Web page and app entries
=== Section Start ===

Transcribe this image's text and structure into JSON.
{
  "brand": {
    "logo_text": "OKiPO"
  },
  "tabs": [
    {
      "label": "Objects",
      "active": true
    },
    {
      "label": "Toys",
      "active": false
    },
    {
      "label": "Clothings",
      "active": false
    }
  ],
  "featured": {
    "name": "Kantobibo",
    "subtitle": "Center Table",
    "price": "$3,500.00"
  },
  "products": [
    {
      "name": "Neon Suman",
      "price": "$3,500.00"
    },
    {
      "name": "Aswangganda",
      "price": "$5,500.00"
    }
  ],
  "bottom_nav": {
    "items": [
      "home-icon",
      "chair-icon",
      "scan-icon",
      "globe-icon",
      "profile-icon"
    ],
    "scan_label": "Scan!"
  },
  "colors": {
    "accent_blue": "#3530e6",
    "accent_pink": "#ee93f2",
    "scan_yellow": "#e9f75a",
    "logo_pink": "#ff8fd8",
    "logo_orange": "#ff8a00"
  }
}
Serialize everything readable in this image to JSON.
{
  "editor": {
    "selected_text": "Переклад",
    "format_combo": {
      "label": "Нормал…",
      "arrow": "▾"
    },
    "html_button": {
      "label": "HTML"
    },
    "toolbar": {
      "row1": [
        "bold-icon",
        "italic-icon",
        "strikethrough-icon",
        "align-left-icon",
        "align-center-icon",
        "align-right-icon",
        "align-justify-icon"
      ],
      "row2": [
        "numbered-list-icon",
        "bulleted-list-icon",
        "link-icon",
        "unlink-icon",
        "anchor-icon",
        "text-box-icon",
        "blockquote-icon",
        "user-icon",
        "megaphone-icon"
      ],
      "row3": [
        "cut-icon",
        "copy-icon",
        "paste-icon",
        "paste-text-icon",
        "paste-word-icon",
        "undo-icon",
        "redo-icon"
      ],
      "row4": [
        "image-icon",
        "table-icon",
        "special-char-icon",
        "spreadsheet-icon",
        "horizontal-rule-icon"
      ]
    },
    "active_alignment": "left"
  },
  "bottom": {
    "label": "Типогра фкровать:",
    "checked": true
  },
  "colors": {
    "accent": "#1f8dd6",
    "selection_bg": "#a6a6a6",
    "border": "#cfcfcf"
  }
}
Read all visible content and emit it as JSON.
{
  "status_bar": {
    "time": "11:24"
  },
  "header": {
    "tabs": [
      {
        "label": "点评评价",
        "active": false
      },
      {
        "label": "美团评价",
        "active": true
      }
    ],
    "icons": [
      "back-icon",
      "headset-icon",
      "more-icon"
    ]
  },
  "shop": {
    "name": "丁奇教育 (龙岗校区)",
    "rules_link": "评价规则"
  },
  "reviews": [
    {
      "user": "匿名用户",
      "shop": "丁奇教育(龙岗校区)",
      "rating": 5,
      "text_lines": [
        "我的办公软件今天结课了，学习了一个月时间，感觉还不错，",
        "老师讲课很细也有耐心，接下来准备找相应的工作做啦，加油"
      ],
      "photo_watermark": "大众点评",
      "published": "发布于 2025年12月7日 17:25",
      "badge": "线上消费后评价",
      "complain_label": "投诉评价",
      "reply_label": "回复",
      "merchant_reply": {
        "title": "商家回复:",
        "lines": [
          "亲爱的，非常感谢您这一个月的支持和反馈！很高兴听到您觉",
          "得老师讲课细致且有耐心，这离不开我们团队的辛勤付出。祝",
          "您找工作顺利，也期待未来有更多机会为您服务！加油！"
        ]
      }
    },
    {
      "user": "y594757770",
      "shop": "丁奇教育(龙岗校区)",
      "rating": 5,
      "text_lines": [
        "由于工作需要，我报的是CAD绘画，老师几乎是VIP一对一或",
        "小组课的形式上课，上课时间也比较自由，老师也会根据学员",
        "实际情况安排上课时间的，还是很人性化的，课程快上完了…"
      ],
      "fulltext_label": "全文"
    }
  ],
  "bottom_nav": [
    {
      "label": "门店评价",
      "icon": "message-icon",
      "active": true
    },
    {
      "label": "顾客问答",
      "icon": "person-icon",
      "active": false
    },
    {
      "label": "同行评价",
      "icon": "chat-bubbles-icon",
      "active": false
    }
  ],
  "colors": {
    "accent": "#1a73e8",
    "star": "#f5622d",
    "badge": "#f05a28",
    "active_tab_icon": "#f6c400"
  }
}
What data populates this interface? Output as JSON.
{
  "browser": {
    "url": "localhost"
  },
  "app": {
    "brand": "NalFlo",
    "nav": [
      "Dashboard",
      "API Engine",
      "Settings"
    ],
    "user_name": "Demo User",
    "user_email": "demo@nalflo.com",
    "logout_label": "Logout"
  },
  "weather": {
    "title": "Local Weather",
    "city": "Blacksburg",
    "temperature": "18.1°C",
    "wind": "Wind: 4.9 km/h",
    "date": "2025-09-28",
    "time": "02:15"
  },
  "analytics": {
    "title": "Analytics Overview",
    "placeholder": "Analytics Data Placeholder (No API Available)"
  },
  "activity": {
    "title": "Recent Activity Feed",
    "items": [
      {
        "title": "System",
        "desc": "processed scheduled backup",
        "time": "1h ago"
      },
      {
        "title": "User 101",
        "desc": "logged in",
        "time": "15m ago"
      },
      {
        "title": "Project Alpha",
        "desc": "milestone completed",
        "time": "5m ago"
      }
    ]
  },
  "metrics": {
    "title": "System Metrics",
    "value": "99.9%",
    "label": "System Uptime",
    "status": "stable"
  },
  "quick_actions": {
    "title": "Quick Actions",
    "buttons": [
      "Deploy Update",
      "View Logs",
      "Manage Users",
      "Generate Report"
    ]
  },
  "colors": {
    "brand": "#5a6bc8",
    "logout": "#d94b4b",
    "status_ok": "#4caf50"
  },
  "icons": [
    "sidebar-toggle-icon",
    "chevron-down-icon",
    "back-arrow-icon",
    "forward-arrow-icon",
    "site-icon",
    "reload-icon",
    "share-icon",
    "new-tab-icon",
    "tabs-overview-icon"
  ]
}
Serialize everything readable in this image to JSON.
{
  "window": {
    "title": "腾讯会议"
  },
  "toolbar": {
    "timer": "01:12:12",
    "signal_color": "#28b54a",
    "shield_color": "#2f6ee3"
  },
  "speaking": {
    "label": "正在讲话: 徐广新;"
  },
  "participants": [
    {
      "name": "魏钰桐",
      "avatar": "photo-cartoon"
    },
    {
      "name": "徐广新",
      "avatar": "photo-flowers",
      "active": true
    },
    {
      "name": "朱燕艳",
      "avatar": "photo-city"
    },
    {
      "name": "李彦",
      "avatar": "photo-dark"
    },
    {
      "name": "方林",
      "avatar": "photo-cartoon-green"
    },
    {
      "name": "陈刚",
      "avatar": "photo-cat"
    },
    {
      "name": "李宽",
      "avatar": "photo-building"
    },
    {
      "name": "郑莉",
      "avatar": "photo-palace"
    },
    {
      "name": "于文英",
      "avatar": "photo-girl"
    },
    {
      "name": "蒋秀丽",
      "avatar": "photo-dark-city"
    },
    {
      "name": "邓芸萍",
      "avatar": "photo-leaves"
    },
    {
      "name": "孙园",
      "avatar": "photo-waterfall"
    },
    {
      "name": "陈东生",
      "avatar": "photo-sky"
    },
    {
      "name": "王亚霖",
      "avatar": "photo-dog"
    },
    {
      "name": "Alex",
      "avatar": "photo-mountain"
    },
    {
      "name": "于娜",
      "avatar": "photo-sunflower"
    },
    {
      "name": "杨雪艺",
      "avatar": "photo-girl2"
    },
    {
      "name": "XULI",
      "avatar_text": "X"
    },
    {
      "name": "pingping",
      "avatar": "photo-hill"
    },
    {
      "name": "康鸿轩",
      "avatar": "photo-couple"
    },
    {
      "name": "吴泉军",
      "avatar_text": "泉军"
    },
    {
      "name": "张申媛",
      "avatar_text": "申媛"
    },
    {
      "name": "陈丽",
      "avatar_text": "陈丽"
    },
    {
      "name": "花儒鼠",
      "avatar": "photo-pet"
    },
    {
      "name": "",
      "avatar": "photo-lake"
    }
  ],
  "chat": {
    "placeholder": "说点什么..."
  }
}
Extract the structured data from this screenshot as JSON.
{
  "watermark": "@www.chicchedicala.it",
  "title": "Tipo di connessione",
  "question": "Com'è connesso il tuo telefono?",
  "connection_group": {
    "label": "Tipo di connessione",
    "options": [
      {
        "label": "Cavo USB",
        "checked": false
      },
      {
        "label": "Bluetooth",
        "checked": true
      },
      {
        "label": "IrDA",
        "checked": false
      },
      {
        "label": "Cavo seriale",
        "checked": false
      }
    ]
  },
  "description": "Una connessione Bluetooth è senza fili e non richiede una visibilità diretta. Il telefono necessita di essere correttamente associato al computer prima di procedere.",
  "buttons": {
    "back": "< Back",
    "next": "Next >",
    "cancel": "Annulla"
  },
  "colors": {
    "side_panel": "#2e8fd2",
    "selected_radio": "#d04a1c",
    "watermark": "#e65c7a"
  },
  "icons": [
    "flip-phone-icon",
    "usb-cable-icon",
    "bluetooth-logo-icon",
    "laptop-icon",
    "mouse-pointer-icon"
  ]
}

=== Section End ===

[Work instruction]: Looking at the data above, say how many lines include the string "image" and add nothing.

[Exercise answer]: 4